Source link: https://doi.org/10.1007/s11682-021-00615-4


Participant factors that contribute to magnetic resonance imaging motion artifacts in children with mild traumatic brain injury or orthopedic injury

This report examined qualitative and quantitative approaches to motion artifacts detection and correction, as well as whether motion artifacts detection and correction can be related to injury prevention, age, or sex in children with mild traumatic brain injury or orthopedic injury in comparison to typical developing children. Children aged 8 to 16 years with mild traumatic brain injury or orthopedic injury were recruited from the emergency service and undertook an MRI scan less than two weeks post-injury. Both T1- and diffusion-weighted photos had significant correlations with motion artifacts. Children with mild traumatic brain or orthopedic injury suffered significantly more motion-corrupted diffusion-weighted volumes than typical growing children, but minor traumatic brain injury and orthopedic injury groups did not differ from each other. Results have ramifications for structural MRI studies and show the importance of considering motion artifacts in studies of pediatric mild traumatic brain injury.

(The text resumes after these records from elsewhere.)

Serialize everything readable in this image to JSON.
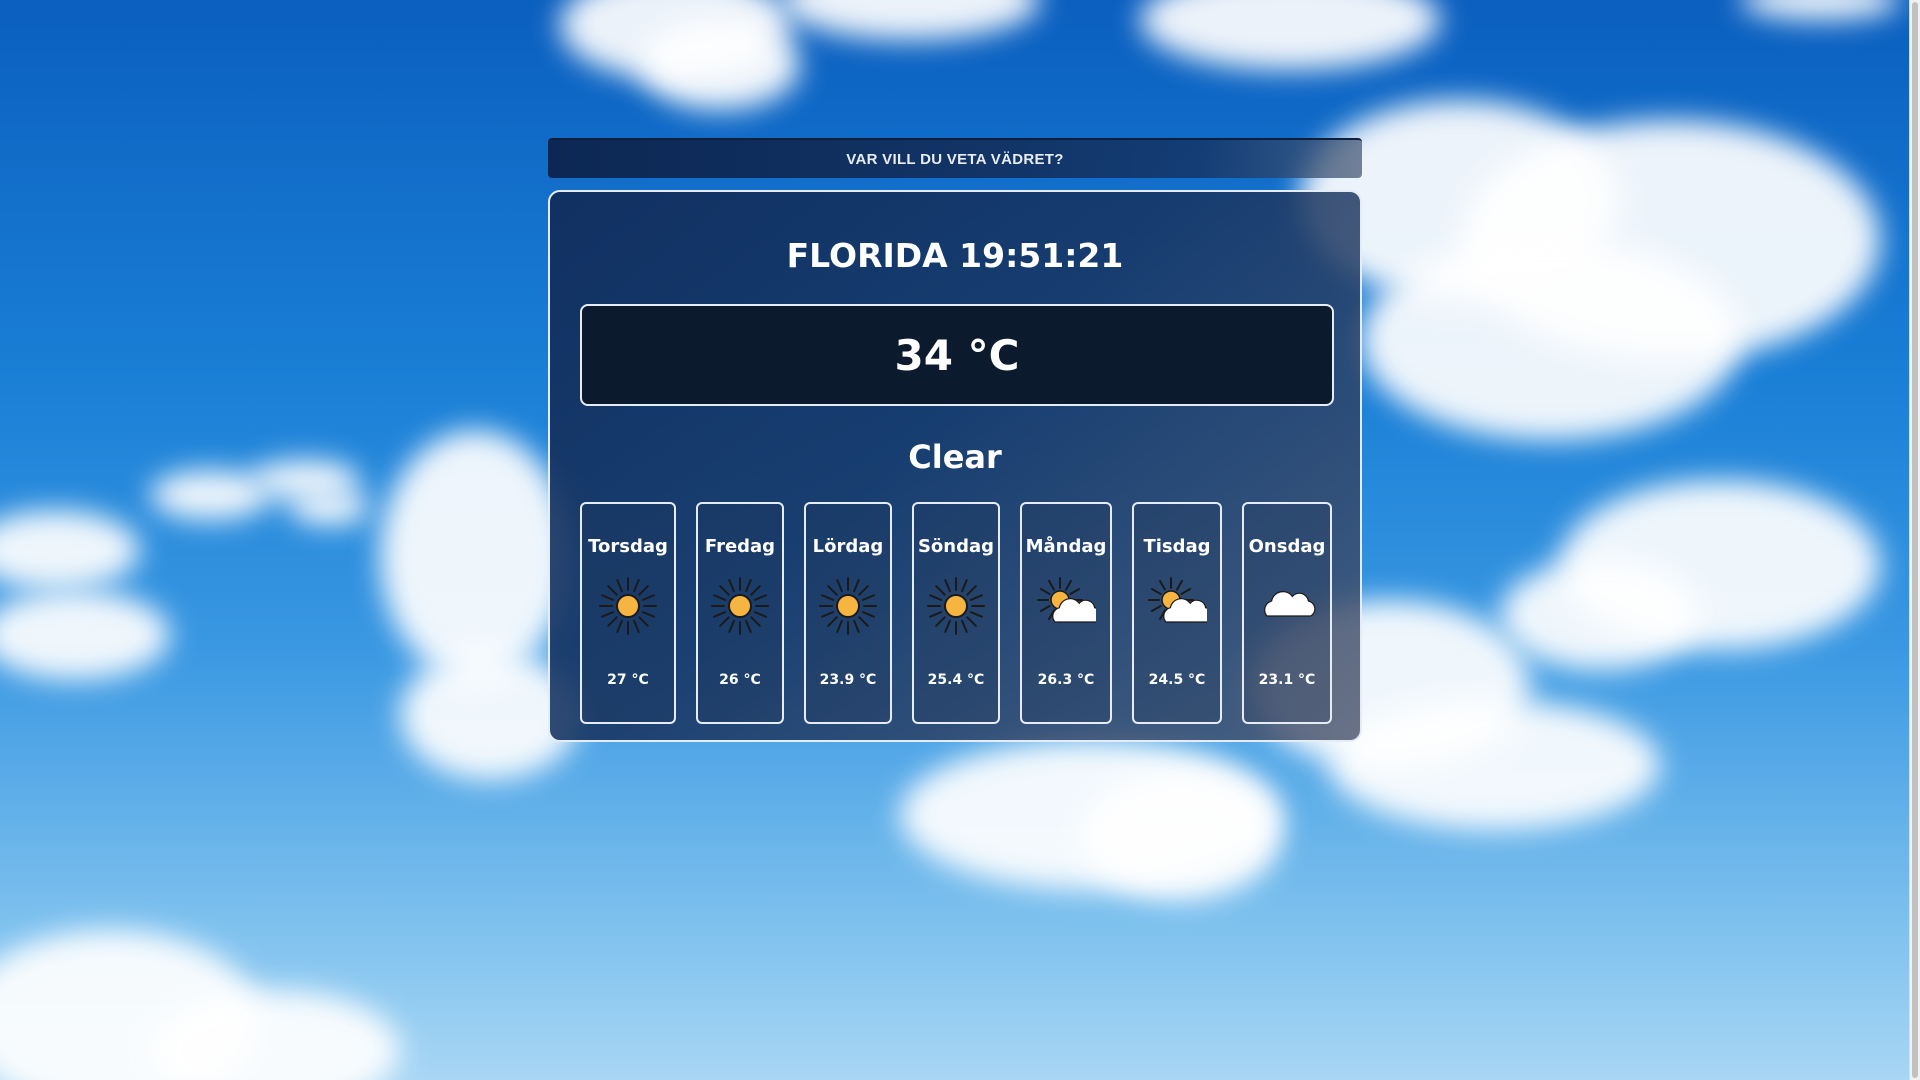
{
  "search": {
    "label": "VAR VILL DU VETA VÄDRET?"
  },
  "current": {
    "location_time": "FLORIDA 19:51:21",
    "temperature": "34 °C",
    "condition": "Clear"
  },
  "forecast": [
    {
      "day": "Torsdag",
      "temp": "27 °C",
      "icon": "sun-icon"
    },
    {
      "day": "Fredag",
      "temp": "26 °C",
      "icon": "sun-icon"
    },
    {
      "day": "Lördag",
      "temp": "23.9 °C",
      "icon": "sun-icon"
    },
    {
      "day": "Söndag",
      "temp": "25.4 °C",
      "icon": "sun-icon"
    },
    {
      "day": "Måndag",
      "temp": "26.3 °C",
      "icon": "partly-cloudy-icon"
    },
    {
      "day": "Tisdag",
      "temp": "24.5 °C",
      "icon": "partly-cloudy-icon"
    },
    {
      "day": "Onsdag",
      "temp": "23.1 °C",
      "icon": "cloud-icon"
    }
  ],
  "colors": {
    "sun": "#f6b540",
    "sun_outline": "#1a1a1a",
    "cloud": "#ffffff",
    "cloud_outline": "#1a1a1a"
  }
}
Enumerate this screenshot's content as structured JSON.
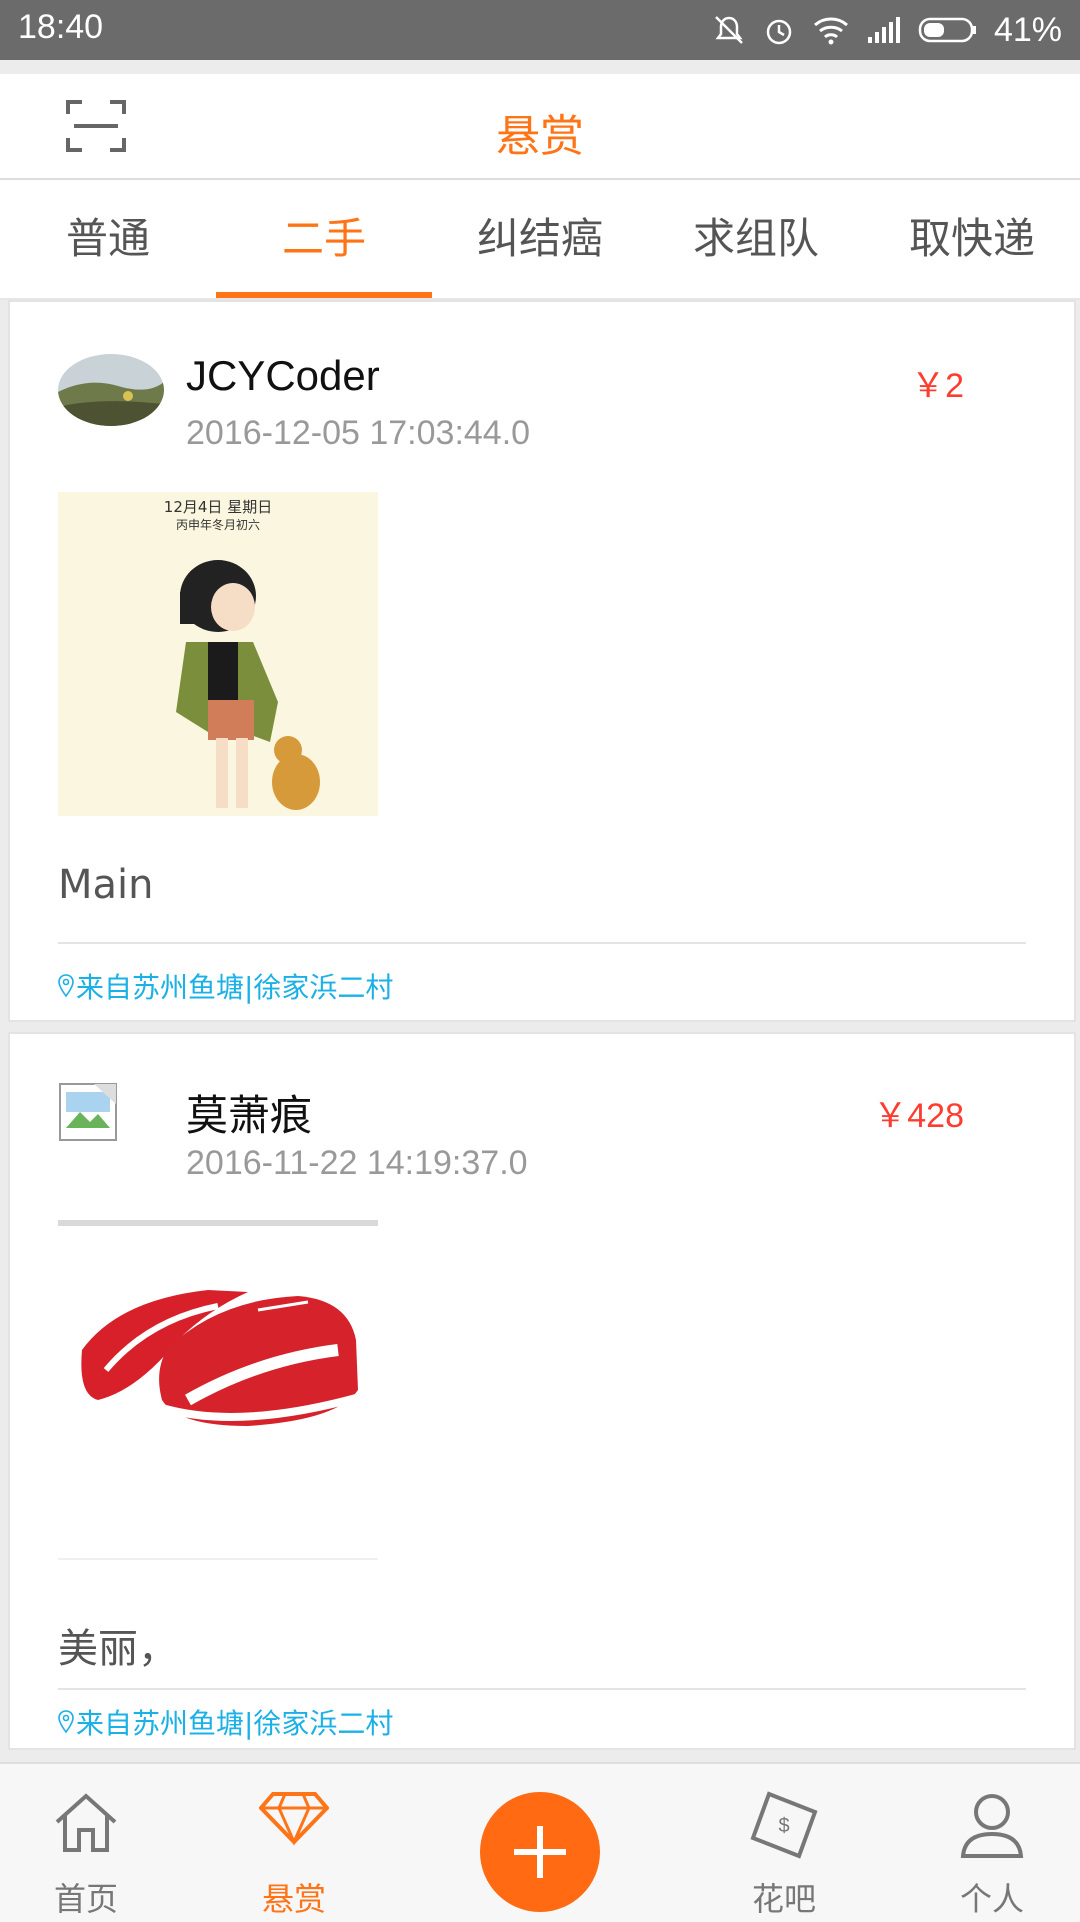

Source link: https://doi.org/10.1007/s11682-021-00582-w

* Please keep in mind that all text is summarized by machine, we do not bear any responsibility, and you should always check original source before taking any actions

* Please keep in mind that all text is summarized by machine, we do not bear any responsibility, and you should always check original source before taking any actions